Mandara, Exploring World Music Roots
By Rich Holly
(Percussive Notes, October 1996)

Mandara is a fascinating assemblage of instrumentalists and vocalists from diverse mandara1
ethnic and musical backgrounds. Their PASIC ’96 Showcase Concert will explore the African roots of American music. Included in the presentation will be Dagari music of Upper-West Ghana utilizing traditional xylophone, hand drum and voices, contemporary Shona music for marimba ensemble, and original works that include such styles as South African Mbqanga and Liberian Jibo.

In the spirit of music as a unifying force for the world’s peoples, Mandara’s original music combines marimba, vibes, piano, bass, keyboards trombone, drum-set and vocals with traditional instruments from Ghana, Burkina Faso, the Ivory Coast, South Africa and the Caribbean.

“There is so much to be gained, both musically and otherwise by studying the musical activity of the Dagari nation,” says Valerie Naranjo, who co-leads Mandara with Barry Olsen. “They successfully take music and other arts beyond the realm of concert and audience directly into the entire community, thereby building a common healing and invigorating language for the people.”Naranjo’s own love for community music involvement comes from her experiences as a child. As a descendent of Navajo and Ute Native American tribes, she learned and witnessed first-hand how meaningful such experiences can be. “I was fortunate to grow up with the traditions I did.” she says. “At weddings and funerals, and for that matter other significant occasions, musicians were called in. These musicians were seen as healers, and this intrigued me.”

Naranjo received he B.A. in Music Education from the University of Oklahoma, and her M.A. in Performance from Ithaca College.

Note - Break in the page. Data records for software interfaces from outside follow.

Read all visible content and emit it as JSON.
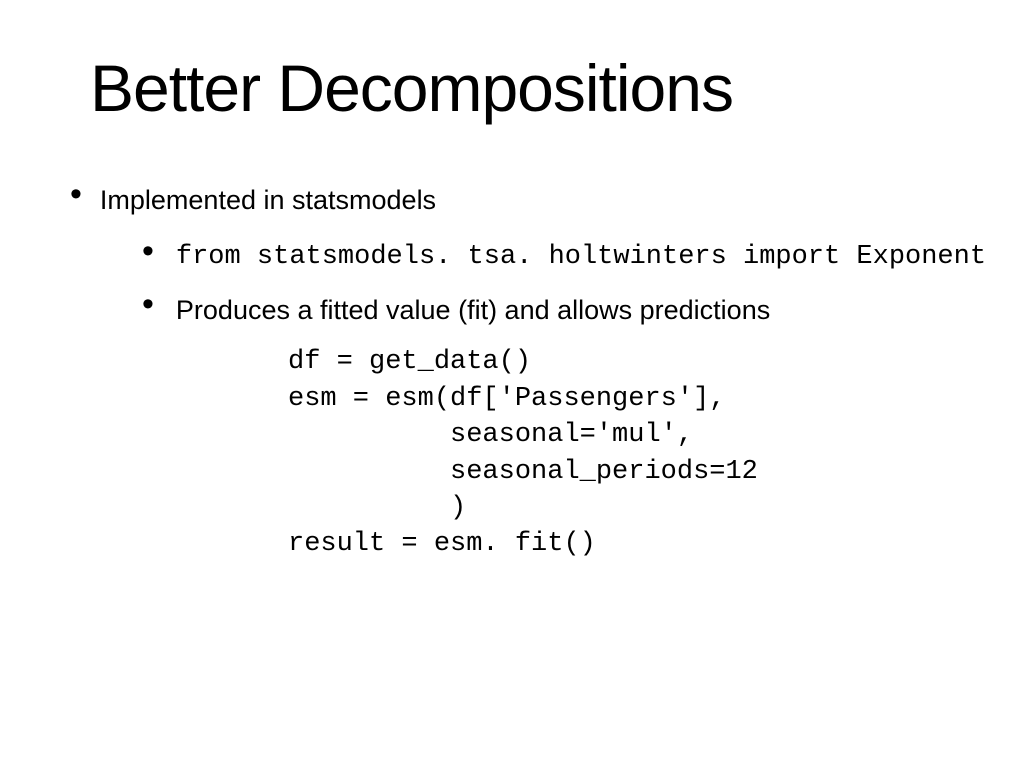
{
  "slide": {
    "title": "Better Decompositions",
    "bullets": [
      {
        "text": "Implemented in statsmodels",
        "sub": [
          {
            "code": "from statsmodels. tsa. holtwinters import Exponent"
          },
          {
            "text": "Produces a fitted value (fit) and allows predictions"
          }
        ]
      }
    ],
    "code_block": "df = get_data()\nesm = esm(df['Passengers'],\n          seasonal='mul',\n          seasonal_periods=12\n          )\nresult = esm. fit()"
  }
}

She has studied with Leigh Howard Stevens, Gordon Stout, Dave Samuels, Abraham Adzenyah, Godwin Agbeli, Kofi Missiso, Kakraba Lobi, and Babatunde Olatunji. In addition to her performances with Mandara, Naranjo has performed and recorded with Philip Glass, David Byrne, Airto Moreira and the “Saturday Night Live” Band.

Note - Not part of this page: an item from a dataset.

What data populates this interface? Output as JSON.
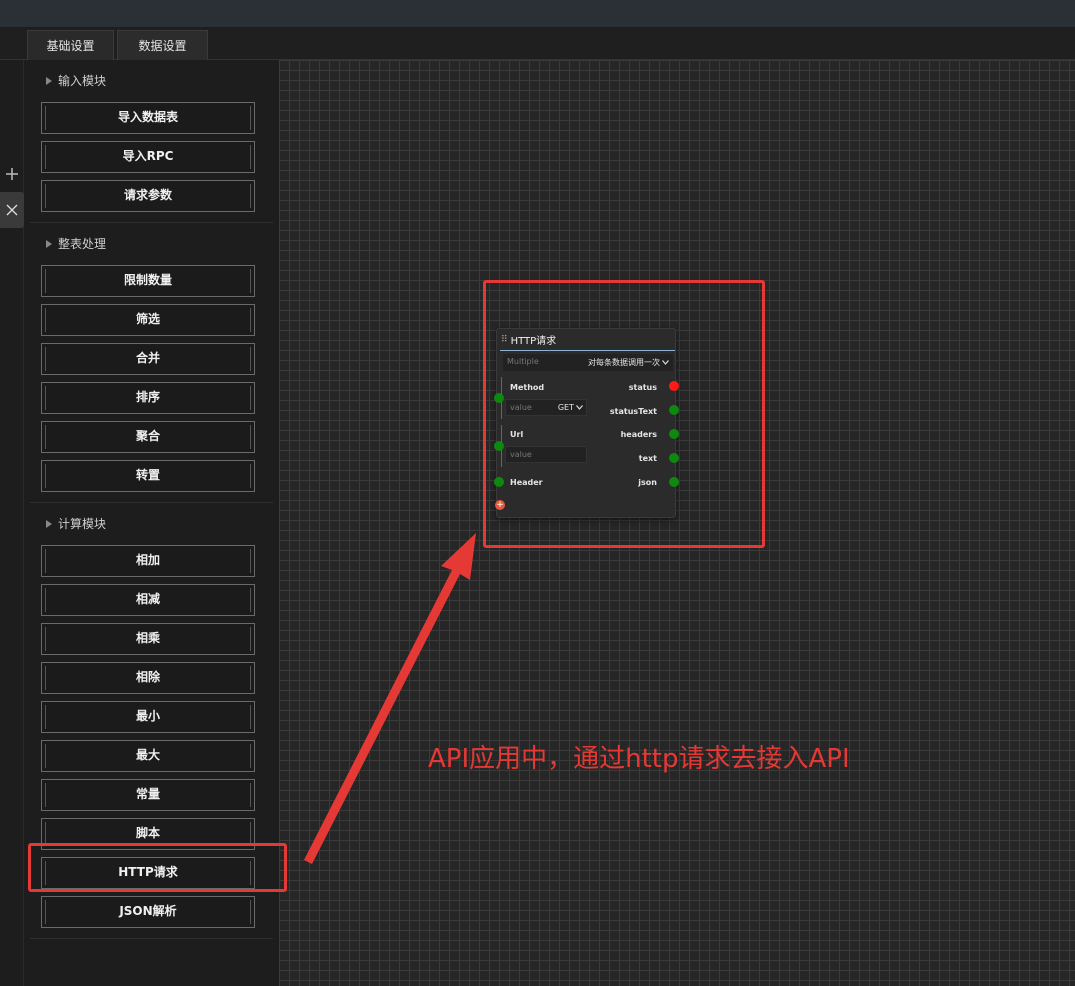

One particularly thrilling performance was for the chief of the Ghanaian village Lawra. Naranjo’s intention was to study the language and the indigenous instrument gyil (traditional xylophone) with the three masters in the village. She discovered that women do not traditionally play the gyil, but upon her performance, the chief got up and danced. She later found out that the chief only dances when he has something important to announce. After conferring with other village leaders, the chief announced that, from this day forward, women shall be allowed and encouraged to play the gyil.

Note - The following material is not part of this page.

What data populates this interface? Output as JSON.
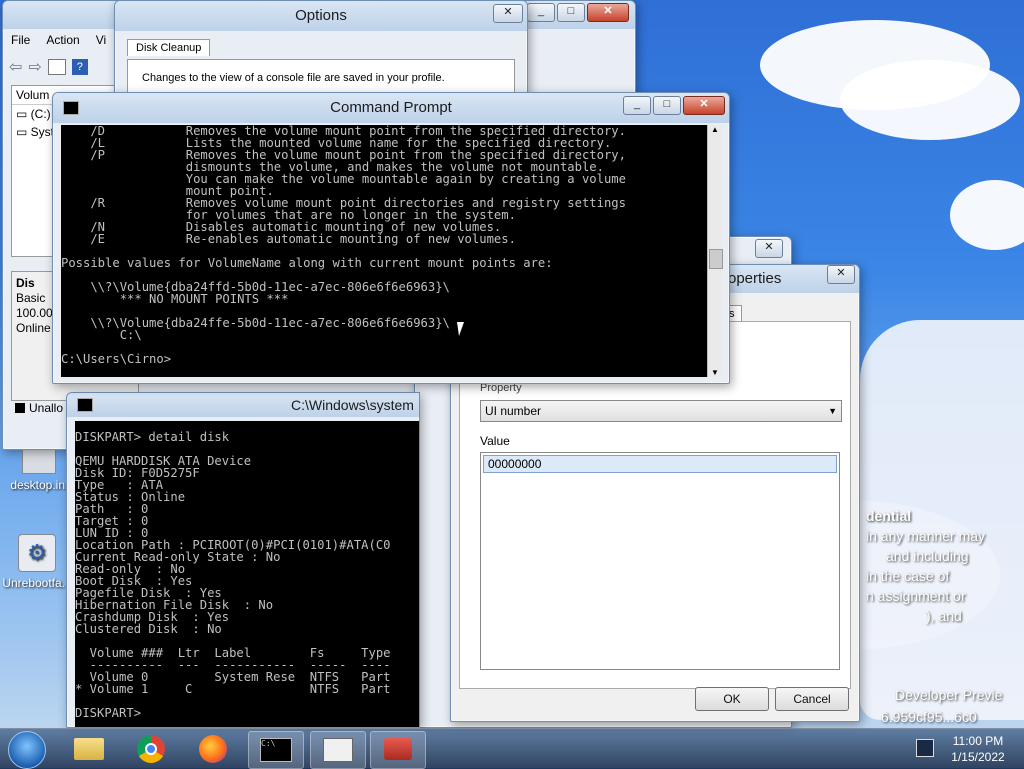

Naranjo has also written music for many choreographers and has been awarded grants from the National Endowment for the Arts, Composers Forum, and Meet the Composer.

Barry Olsen’s musical background includes composing and arranging in addition to performing. His artistry may be heard on recordings by, among others, David Byrne, Paul Simon, Ray Barretto, Eddie Palmieri, Airto Moreira, and Paquito de Rivera.

Mandara has performed to rave reviews all over the world. The Washington Post called their music “delicate, intense, incantory,” while The Chicago Sun-Times described their musicianship as “wonderfully versatile. Mandara has recently performed at Lincoln Center, the Kennedy Center, on a tour of Japan, and as performers at festivals in Europe, Africa, and Mexico.